[Start of Attachment]

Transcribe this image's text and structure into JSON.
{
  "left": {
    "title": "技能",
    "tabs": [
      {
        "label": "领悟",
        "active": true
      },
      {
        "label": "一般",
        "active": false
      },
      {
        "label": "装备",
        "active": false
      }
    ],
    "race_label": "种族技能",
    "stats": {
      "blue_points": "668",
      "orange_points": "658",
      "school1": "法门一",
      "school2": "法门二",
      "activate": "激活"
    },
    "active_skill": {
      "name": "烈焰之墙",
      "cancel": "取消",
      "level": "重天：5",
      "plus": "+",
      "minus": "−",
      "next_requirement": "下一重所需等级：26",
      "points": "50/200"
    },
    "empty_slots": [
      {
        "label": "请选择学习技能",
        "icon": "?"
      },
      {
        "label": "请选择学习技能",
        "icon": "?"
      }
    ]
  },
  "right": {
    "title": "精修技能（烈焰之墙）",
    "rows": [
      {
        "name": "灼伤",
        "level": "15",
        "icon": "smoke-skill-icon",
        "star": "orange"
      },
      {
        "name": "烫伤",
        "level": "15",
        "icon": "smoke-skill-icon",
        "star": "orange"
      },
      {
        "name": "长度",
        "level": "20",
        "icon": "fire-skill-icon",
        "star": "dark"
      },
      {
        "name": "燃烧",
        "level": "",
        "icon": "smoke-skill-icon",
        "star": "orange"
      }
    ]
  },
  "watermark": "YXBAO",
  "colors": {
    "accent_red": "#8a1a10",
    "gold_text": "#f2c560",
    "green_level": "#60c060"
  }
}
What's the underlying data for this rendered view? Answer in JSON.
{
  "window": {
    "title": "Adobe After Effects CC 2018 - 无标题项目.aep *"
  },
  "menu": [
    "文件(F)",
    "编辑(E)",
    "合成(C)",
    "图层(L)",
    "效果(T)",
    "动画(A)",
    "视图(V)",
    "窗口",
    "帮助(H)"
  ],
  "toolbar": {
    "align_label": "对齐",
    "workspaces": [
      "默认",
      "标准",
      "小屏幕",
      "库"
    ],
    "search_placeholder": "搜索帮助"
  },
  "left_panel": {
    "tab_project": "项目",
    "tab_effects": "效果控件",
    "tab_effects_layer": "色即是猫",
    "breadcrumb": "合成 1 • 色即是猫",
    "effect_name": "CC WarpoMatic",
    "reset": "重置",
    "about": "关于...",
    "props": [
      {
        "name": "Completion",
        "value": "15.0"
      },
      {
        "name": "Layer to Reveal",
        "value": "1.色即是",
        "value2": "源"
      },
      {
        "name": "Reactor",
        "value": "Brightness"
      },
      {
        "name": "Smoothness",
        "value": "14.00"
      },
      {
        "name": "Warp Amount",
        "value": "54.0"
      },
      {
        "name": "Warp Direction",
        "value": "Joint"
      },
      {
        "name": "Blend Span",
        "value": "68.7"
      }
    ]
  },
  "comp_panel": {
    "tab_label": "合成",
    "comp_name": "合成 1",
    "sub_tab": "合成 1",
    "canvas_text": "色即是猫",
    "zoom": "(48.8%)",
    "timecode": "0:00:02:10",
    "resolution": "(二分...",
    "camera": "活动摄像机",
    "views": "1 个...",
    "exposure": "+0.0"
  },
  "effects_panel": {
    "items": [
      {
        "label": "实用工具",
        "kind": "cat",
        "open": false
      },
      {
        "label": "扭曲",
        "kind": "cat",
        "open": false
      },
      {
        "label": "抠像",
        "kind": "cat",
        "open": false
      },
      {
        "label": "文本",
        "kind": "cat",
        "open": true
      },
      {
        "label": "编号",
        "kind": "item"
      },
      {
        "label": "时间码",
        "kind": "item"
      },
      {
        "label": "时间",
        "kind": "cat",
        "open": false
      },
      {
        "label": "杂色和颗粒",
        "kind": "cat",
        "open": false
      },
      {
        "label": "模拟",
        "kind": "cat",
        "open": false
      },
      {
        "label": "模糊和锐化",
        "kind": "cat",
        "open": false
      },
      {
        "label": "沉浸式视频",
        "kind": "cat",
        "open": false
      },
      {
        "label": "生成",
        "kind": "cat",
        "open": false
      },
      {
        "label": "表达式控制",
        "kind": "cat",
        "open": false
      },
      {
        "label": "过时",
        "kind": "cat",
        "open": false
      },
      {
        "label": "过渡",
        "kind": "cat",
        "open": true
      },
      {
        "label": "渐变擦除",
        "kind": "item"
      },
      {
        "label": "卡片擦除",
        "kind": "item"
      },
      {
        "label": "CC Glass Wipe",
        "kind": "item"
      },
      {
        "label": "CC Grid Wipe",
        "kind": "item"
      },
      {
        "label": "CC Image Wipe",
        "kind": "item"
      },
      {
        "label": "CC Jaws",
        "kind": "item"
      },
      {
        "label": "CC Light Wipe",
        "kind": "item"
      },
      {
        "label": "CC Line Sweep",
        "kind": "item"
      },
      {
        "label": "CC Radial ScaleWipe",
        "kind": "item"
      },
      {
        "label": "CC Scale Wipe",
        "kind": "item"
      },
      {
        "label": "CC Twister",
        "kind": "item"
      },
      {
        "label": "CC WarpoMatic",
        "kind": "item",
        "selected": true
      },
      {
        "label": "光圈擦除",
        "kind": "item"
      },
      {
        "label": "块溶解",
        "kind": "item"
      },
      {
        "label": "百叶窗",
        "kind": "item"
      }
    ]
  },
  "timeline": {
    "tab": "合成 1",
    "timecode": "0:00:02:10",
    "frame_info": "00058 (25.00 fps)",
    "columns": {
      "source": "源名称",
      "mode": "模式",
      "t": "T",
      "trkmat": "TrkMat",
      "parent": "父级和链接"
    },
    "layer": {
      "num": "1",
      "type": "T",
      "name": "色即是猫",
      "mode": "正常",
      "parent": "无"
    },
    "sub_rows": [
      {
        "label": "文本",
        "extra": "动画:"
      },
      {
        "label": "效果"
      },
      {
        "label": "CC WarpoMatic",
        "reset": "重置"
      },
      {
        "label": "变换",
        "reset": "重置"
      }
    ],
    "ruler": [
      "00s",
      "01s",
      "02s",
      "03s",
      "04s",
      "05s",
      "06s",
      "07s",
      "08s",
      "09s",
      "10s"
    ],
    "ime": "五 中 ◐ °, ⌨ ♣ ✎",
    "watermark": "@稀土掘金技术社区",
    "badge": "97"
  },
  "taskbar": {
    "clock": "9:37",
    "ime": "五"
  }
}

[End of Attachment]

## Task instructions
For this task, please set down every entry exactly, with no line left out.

## Written solution
Transcribe this image's text and structure into JSON.
{
  "left": {
    "title": "技能",
    "tabs": [
      {
        "label": "领悟",
        "active": true
      },
      {
        "label": "一般",
        "active": false
      },
      {
        "label": "装备",
        "active": false
      }
    ],
    "race_label": "种族技能",
    "stats": {
      "blue_points": "668",
      "orange_points": "658",
      "school1": "法门一",
      "school2": "法门二",
      "activate": "激活"
    },
    "active_skill": {
      "name": "烈焰之墙",
      "cancel": "取消",
      "level": "重天：5",
      "plus": "+",
      "minus": "−",
      "next_requirement": "下一重所需等级：26",
      "points": "50/200"
    },
    "empty_slots": [
      {
        "label": "请选择学习技能",
        "icon": "?"
      },
      {
        "label": "请选择学习技能",
        "icon": "?"
      }
    ]
  },
  "right": {
    "title": "精修技能（烈焰之墙）",
    "rows": [
      {
        "name": "灼伤",
        "level": "15",
        "icon": "smoke-skill-icon",
        "star": "orange"
      },
      {
        "name": "烫伤",
        "level": "15",
        "icon": "smoke-skill-icon",
        "star": "orange"
      },
      {
        "name": "长度",
        "level": "20",
        "icon": "fire-skill-icon",
        "star": "dark"
      },
      {
        "name": "燃烧",
        "level": "",
        "icon": "smoke-skill-icon",
        "star": "orange"
      }
    ]
  },
  "watermark": "YXBAO",
  "colors": {
    "accent_red": "#8a1a10",
    "gold_text": "#f2c560",
    "green_level": "#60c060"
  }
}
What's the underlying data for this rendered view? Answer in JSON.
{
  "window": {
    "title": "Adobe After Effects CC 2018 - 无标题项目.aep *"
  },
  "menu": [
    "文件(F)",
    "编辑(E)",
    "合成(C)",
    "图层(L)",
    "效果(T)",
    "动画(A)",
    "视图(V)",
    "窗口",
    "帮助(H)"
  ],
  "toolbar": {
    "align_label": "对齐",
    "workspaces": [
      "默认",
      "标准",
      "小屏幕",
      "库"
    ],
    "search_placeholder": "搜索帮助"
  },
  "left_panel": {
    "tab_project": "项目",
    "tab_effects": "效果控件",
    "tab_effects_layer": "色即是猫",
    "breadcrumb": "合成 1 • 色即是猫",
    "effect_name": "CC WarpoMatic",
    "reset": "重置",
    "about": "关于...",
    "props": [
      {
        "name": "Completion",
        "value": "15.0"
      },
      {
        "name": "Layer to Reveal",
        "value": "1.色即是",
        "value2": "源"
      },
      {
        "name": "Reactor",
        "value": "Brightness"
      },
      {
        "name": "Smoothness",
        "value": "14.00"
      },
      {
        "name": "Warp Amount",
        "value": "54.0"
      },
      {
        "name": "Warp Direction",
        "value": "Joint"
      },
      {
        "name": "Blend Span",
        "value": "68.7"
      }
    ]
  },
  "comp_panel": {
    "tab_label": "合成",
    "comp_name": "合成 1",
    "sub_tab": "合成 1",
    "canvas_text": "色即是猫",
    "zoom": "(48.8%)",
    "timecode": "0:00:02:10",
    "resolution": "(二分...",
    "camera": "活动摄像机",
    "views": "1 个...",
    "exposure": "+0.0"
  },
  "effects_panel": {
    "items": [
      {
        "label": "实用工具",
        "kind": "cat",
        "open": false
      },
      {
        "label": "扭曲",
        "kind": "cat",
        "open": false
      },
      {
        "label": "抠像",
        "kind": "cat",
        "open": false
      },
      {
        "label": "文本",
        "kind": "cat",
        "open": true
      },
      {
        "label": "编号",
        "kind": "item"
      },
      {
        "label": "时间码",
        "kind": "item"
      },
      {
        "label": "时间",
        "kind": "cat",
        "open": false
      },
      {
        "label": "杂色和颗粒",
        "kind": "cat",
        "open": false
      },
      {
        "label": "模拟",
        "kind": "cat",
        "open": false
      },
      {
        "label": "模糊和锐化",
        "kind": "cat",
        "open": false
      },
      {
        "label": "沉浸式视频",
        "kind": "cat",
        "open": false
      },
      {
        "label": "生成",
        "kind": "cat",
        "open": false
      },
      {
        "label": "表达式控制",
        "kind": "cat",
        "open": false
      },
      {
        "label": "过时",
        "kind": "cat",
        "open": false
      },
      {
        "label": "过渡",
        "kind": "cat",
        "open": true
      },
      {
        "label": "渐变擦除",
        "kind": "item"
      },
      {
        "label": "卡片擦除",
        "kind": "item"
      },
      {
        "label": "CC Glass Wipe",
        "kind": "item"
      },
      {
        "label": "CC Grid Wipe",
        "kind": "item"
      },
      {
        "label": "CC Image Wipe",
        "kind": "item"
      },
      {
        "label": "CC Jaws",
        "kind": "item"
      },
      {
        "label": "CC Light Wipe",
        "kind": "item"
      },
      {
        "label": "CC Line Sweep",
        "kind": "item"
      },
      {
        "label": "CC Radial ScaleWipe",
        "kind": "item"
      },
      {
        "label": "CC Scale Wipe",
        "kind": "item"
      },
      {
        "label": "CC Twister",
        "kind": "item"
      },
      {
        "label": "CC WarpoMatic",
        "kind": "item",
        "selected": true
      },
      {
        "label": "光圈擦除",
        "kind": "item"
      },
      {
        "label": "块溶解",
        "kind": "item"
      },
      {
        "label": "百叶窗",
        "kind": "item"
      }
    ]
  },
  "timeline": {
    "tab": "合成 1",
    "timecode": "0:00:02:10",
    "frame_info": "00058 (25.00 fps)",
    "columns": {
      "source": "源名称",
      "mode": "模式",
      "t": "T",
      "trkmat": "TrkMat",
      "parent": "父级和链接"
    },
    "layer": {
      "num": "1",
      "type": "T",
      "name": "色即是猫",
      "mode": "正常",
      "parent": "无"
    },
    "sub_rows": [
      {
        "label": "文本",
        "extra": "动画:"
      },
      {
        "label": "效果"
      },
      {
        "label": "CC WarpoMatic",
        "reset": "重置"
      },
      {
        "label": "变换",
        "reset": "重置"
      }
    ],
    "ruler": [
      "00s",
      "01s",
      "02s",
      "03s",
      "04s",
      "05s",
      "06s",
      "07s",
      "08s",
      "09s",
      "10s"
    ],
    "ime": "五 中 ◐ °, ⌨ ♣ ✎",
    "watermark": "@稀土掘金技术社区",
    "badge": "97"
  },
  "taskbar": {
    "clock": "9:37",
    "ime": "五"
  }
}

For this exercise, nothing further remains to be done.